Well hello there, its been a few weeks since I posted any updates on the Radikal so I figured I’d catch you up. So far I have run a gallon of fuel through the helicopter and it is flying like a dream. I noticed a bit of dirty grease coming out of of the tail rotor bearings so I decided it wouldn’t hurt to do a tear down and inspect everything. While I did the tear down, I went ahead and simplified the electrical system and I ran it inside the helicopter so it would look cleaner. I also got rid of most of the wire ties that were holding cable bundles together and replaced them with Velcro tape. What I’ve learned so far is that vibration is normal for gasoline-powered helicopters and it must be dealt with accordingly. Here are a few tips:
- Use Velcro tape instead of zip ties to keep cables together
- Anywhere that any cables will be interfacing with the frame, insulate with rubber tape, fuel tubing, or an equivalent.
- Mount electronics on foam tape, self-adhesive Velcro strips (my preference), or anything else that will insulate from the vibration. The natural vibration can cause board components to come loose over time.
These tips should help you keep your electronics in good shape and ensure you have a long, enjoyable experience flying a gasoline-powered helicopter like the Radikal G20. I’ve included a picture of my spark plug below to demonstrate what I “think” the plug should look like on a slightly rich engine. The plug isn’t quite the chocolate brown that everyone I’ve asked spoke of but it has a slight darkness to it that leads me to believe it is still rich. I’m not going for high-performance so I’m ok with the engine running a little bit rich. The condition I want to avoid like the plague is a lean run since that can destroy the engine pretty quickly. While on the topic of engines, I had a conversation with Al at BH Hanson and I think I’m going to send him my engine later on this year for a full balance. I’d love to have it run smoother!

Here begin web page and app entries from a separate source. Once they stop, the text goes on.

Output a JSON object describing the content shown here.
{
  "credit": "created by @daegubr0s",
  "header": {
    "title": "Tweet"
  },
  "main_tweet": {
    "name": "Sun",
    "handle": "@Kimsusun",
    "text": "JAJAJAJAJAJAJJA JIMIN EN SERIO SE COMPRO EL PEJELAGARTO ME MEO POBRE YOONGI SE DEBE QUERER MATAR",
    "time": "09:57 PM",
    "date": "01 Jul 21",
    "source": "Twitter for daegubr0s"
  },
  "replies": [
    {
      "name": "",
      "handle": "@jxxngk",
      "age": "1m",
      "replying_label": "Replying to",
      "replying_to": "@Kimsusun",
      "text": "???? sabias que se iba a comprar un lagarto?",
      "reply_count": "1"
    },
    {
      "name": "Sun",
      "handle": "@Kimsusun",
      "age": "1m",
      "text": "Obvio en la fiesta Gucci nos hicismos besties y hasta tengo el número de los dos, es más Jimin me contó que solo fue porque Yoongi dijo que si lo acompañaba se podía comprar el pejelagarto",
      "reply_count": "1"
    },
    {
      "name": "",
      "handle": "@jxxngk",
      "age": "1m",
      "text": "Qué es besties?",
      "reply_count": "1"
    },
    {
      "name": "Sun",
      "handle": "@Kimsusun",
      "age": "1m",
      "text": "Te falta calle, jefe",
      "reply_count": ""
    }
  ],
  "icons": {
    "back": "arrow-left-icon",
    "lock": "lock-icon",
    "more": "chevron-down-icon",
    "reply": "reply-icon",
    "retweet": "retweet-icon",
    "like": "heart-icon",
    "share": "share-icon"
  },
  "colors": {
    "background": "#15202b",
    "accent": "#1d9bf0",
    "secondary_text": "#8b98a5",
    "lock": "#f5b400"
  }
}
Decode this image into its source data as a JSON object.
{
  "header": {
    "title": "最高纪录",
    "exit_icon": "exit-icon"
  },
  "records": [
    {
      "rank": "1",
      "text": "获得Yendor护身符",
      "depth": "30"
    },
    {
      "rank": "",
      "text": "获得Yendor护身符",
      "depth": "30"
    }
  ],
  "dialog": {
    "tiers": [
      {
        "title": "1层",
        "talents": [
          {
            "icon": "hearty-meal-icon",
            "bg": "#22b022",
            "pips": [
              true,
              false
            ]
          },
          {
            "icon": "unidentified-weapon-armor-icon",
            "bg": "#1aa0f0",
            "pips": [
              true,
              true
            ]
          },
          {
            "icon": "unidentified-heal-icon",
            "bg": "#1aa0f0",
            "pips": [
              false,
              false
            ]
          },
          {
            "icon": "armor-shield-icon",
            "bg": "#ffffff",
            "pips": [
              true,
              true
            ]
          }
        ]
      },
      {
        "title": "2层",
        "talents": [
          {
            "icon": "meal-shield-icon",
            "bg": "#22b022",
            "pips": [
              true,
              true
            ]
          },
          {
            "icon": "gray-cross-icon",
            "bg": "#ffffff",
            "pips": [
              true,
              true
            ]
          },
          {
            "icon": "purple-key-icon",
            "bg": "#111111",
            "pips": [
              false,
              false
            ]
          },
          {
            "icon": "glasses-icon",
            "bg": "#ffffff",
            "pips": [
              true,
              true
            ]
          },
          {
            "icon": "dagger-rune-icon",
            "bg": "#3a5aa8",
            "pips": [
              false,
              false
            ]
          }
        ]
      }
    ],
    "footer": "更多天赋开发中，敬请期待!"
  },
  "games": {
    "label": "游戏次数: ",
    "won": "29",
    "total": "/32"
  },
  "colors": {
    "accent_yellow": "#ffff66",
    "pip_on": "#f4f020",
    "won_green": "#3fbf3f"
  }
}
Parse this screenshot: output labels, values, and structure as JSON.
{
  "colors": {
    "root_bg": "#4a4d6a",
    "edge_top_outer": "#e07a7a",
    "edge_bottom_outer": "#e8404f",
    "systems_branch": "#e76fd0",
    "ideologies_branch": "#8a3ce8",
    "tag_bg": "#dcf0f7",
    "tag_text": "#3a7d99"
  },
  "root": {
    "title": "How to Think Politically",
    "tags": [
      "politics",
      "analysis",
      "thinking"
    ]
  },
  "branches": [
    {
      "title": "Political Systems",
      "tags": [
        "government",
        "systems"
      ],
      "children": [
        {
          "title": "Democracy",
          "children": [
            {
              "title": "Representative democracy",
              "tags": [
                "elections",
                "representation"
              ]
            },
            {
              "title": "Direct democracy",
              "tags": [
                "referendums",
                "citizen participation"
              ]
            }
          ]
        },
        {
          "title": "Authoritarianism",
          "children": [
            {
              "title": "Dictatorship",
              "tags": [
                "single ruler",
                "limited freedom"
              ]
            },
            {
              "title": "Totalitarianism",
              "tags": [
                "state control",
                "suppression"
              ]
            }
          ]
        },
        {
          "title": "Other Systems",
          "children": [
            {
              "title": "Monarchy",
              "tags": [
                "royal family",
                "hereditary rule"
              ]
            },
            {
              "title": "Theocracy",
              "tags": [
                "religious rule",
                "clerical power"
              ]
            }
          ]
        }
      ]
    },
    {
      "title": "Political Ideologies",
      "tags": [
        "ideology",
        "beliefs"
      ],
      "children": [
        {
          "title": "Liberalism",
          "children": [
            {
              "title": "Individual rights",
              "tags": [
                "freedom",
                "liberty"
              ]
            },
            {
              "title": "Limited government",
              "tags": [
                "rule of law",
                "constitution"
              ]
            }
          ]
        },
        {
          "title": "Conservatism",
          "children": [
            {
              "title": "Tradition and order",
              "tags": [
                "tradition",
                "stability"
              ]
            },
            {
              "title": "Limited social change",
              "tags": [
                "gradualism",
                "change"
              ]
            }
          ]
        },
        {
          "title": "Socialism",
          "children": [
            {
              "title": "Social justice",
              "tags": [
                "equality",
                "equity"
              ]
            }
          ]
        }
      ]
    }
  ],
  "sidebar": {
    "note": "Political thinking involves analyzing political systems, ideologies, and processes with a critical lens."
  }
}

The tail rotor got a full cleaning, belt adjustment, bearing inspection, and thread locker for bolts all around. I think the excess grease from the bearings was pushed out through normal operation. It is nice to see all of this clean again and looking like new!
In addition to all of the cleaning, adjusting, and inspecting, I also installed an exhaust deflector using silicone tubing and a copper elbow. I also finished putting all the decals on the canopy to add a little bit of pizzazz!
When the electronics were relocated, I moved the GV-1 governor to the gas tank side so I could still make adjustments to it and see it when starting the engine.
The final modification was a Dean’s plug “switch” at the rear of the helicopter, allowing me to fire and kill the electronics without removing the canopy!
And finally, the fleet!